What's funny is that I feel really comfortable talking about bodily functions, sex, periods, how babies are born, etc... with my boys, but it's my husband who blushes and changes the subject.

In his family NO ONE talks about ANYTHING that goes on behind closed doors. His mom winces when I ask "does the baby have a poop diaper?" She prefers the initials "B.M." "Fart" is as offensive a word as f--k, and as far as their kids were concerned the stork dropped off all four on the doorstep (fully clothed of course.)


I'm so glad times have changed. If you know about your body and how things work, you are gonna be far less likely to to suffer obvious consequences. Just throwing kids out without education is like putting a 12 year old in the seat of a three story wrecking ball crane and saying "I need you to get across the city without hitting anything."

~Jen

Tracee said...

Good analogy.

It's funny that we instinctually go with what our parents did - even if it wasn't effective.

My hubby recently said doesn't think I should say vagina, vulva or penis in front of the children because "they just don't need to know those words."

Uh, That's what they're called! His family was even more closed lipped than mine was.

Though, I was recently shocked when his mother said, "if a kid is asking they are ready to know." Ainsley was only 4 at the time. Maybe her kids never asked? I don't know.

mrs. blogoway said...

I'll have to look for that book (or can I borrow it?)

Tracee said...

sure thing.

Katrina said...

Does the book deal with sex as more than just procreation? E.g. sex for pleasure, masturbation, between gays or between lesbians?

Just curious before I check it out.

Tracee said...

Katrina this book covers literally everything. I was surprised by the vastness of information.

It discusses homosexuality, the difference between transexuals and transvestites. The AIDS epidimic - how you can get it and how you can prevent it. Sexually transmitted diseases. What they are and how to prevent them.

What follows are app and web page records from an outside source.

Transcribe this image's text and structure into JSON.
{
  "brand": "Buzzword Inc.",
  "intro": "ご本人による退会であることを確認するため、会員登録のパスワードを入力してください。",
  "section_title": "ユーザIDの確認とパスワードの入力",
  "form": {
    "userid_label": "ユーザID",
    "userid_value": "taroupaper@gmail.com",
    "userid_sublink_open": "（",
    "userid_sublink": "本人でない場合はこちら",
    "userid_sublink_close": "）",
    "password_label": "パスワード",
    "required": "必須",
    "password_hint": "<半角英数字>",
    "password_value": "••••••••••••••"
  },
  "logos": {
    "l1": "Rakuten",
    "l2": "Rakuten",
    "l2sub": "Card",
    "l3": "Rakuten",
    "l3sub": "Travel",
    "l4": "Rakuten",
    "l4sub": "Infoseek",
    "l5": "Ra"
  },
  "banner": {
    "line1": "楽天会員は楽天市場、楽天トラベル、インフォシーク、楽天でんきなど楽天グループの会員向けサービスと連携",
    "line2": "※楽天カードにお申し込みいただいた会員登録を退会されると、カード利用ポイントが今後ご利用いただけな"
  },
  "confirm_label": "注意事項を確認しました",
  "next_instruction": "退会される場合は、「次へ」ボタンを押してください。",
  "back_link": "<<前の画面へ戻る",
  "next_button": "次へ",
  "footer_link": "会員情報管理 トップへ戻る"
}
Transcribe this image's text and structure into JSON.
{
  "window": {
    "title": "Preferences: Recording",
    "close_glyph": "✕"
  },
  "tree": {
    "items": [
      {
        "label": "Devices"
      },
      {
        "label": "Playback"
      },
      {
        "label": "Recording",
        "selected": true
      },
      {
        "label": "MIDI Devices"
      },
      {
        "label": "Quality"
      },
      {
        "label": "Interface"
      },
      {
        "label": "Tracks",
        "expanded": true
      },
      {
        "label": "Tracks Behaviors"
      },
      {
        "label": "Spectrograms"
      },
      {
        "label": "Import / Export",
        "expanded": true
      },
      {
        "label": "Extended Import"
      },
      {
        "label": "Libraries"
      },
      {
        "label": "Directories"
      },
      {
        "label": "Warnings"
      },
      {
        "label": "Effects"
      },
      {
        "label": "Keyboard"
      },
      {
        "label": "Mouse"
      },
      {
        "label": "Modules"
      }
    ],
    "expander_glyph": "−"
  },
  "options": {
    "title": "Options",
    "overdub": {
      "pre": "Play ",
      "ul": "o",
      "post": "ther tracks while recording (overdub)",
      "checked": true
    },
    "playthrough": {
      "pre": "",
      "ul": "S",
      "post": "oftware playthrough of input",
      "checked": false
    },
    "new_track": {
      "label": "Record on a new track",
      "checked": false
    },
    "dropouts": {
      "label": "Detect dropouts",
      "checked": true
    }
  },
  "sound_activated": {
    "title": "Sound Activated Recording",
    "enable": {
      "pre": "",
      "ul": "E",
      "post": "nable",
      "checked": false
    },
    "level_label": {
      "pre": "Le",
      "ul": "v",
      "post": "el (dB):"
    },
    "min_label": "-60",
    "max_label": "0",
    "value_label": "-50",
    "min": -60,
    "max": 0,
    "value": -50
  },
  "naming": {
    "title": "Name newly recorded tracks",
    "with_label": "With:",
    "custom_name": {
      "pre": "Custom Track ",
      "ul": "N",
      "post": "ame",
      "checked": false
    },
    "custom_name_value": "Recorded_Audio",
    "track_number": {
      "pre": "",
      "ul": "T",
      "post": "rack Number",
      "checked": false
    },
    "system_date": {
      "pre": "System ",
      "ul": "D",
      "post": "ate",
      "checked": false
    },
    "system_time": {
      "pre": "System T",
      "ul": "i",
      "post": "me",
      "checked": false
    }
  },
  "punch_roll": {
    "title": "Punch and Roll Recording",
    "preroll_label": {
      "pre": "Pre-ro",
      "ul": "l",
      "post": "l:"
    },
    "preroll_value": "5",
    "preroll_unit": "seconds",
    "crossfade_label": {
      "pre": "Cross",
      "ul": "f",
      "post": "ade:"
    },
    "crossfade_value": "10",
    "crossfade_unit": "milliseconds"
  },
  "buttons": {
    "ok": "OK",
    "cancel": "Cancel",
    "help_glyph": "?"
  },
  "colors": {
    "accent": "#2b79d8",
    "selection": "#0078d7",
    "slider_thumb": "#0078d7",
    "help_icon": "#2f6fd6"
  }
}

Mean girl behavior, modernday technology risks, pornography, masterbation.

Oral sex, dental dams, home-made dental dams, how to use a condom, what kind of condom to use.

Vaccines, birth control.

The knowledge and awareness of kids today. Where they are getting information and how to filter it appropriately for them.

This is not a book for children.

This is a book for adults, to help you better talk to your children.

This is also politically, NOT an abstinence-only book.

This is a book that encourages informed responsiblity.

It also deals with talking to your kids about expecting respect from their sexual partners.

Katrina said...

Thanks, Tracee! I will check it out.

Another book I have out from the library but haven't opened yet was recommended highly by friends and sounds similar to this one:
Everything You Never Wanted Your Kids to Know About Sex But Were Afraid They'd Ask.

Tracee said...

no problem Katrina - The one you recommend sounds good. I'll check it out sometime.